── EXCERPTED DATA

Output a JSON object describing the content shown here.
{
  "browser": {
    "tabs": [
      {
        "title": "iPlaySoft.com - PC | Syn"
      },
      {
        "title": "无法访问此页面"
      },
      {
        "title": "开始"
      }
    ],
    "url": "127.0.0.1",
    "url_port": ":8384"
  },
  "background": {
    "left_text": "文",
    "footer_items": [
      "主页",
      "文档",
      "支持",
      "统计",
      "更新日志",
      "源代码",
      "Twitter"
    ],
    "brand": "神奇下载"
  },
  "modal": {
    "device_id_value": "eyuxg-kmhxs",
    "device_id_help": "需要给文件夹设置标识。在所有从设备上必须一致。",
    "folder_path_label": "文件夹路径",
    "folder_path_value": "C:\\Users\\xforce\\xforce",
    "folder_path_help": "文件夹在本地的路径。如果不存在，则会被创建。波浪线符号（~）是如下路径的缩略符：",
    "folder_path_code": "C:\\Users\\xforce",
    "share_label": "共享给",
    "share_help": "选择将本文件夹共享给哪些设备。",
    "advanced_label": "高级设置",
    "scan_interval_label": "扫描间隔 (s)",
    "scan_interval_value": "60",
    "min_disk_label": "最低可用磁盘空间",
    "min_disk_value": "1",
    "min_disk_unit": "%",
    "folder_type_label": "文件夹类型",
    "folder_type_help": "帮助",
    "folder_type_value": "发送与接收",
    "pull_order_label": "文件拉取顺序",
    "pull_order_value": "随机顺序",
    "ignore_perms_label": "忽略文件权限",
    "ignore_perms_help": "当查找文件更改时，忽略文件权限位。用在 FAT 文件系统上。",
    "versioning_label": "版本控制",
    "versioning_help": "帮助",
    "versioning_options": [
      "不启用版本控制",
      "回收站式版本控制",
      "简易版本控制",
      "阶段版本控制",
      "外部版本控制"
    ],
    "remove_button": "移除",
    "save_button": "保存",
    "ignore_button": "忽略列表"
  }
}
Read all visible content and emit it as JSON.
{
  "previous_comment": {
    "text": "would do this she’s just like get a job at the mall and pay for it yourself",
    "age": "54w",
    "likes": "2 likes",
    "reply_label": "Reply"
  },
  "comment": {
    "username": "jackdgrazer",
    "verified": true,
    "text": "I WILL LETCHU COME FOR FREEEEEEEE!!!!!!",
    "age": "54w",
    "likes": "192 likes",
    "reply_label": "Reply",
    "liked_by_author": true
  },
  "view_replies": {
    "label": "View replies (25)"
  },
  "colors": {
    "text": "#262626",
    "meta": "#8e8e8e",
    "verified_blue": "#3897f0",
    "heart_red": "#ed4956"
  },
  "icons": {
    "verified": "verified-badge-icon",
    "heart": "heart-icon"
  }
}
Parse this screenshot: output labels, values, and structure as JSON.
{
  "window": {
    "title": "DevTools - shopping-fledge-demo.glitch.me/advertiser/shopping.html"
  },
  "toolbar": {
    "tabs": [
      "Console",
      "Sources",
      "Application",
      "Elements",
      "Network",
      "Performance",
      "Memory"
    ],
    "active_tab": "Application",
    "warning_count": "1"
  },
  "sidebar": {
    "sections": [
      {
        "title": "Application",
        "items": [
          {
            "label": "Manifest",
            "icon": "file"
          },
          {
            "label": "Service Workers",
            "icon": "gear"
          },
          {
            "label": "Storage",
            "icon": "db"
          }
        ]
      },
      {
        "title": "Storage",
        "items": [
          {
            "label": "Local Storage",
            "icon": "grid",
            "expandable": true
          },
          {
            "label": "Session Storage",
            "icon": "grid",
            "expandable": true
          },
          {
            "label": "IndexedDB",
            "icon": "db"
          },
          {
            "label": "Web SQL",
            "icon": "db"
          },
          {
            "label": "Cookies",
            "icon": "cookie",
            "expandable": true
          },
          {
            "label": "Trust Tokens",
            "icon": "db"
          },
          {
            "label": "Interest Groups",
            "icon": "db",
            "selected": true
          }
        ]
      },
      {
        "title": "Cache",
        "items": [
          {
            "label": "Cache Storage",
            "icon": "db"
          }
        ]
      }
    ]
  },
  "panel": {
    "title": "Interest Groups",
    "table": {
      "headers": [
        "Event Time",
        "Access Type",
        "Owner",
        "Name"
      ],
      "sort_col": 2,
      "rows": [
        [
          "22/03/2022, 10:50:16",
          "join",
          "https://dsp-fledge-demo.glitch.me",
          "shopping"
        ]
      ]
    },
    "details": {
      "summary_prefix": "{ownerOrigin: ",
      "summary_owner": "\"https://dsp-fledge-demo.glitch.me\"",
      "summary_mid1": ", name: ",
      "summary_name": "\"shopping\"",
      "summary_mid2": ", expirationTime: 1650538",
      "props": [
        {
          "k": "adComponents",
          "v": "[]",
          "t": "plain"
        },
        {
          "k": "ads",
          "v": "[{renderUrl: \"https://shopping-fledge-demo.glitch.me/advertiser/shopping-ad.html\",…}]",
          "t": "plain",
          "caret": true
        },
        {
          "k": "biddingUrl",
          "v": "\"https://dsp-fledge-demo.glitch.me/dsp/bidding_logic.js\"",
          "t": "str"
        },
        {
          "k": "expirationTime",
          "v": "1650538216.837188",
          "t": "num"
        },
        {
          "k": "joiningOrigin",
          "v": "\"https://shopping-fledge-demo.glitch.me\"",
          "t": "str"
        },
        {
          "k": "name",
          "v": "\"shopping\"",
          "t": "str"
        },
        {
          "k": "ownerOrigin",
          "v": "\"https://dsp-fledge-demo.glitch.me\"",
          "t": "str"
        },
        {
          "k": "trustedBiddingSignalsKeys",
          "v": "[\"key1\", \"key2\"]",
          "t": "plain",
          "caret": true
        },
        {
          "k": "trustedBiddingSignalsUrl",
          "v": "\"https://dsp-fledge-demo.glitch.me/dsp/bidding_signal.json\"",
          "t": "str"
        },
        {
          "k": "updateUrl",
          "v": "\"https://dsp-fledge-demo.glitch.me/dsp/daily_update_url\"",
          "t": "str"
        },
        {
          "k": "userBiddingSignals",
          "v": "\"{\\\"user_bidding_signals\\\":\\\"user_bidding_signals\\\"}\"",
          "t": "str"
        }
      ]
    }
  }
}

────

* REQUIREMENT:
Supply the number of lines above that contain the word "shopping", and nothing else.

* RESPONSE AREA:
6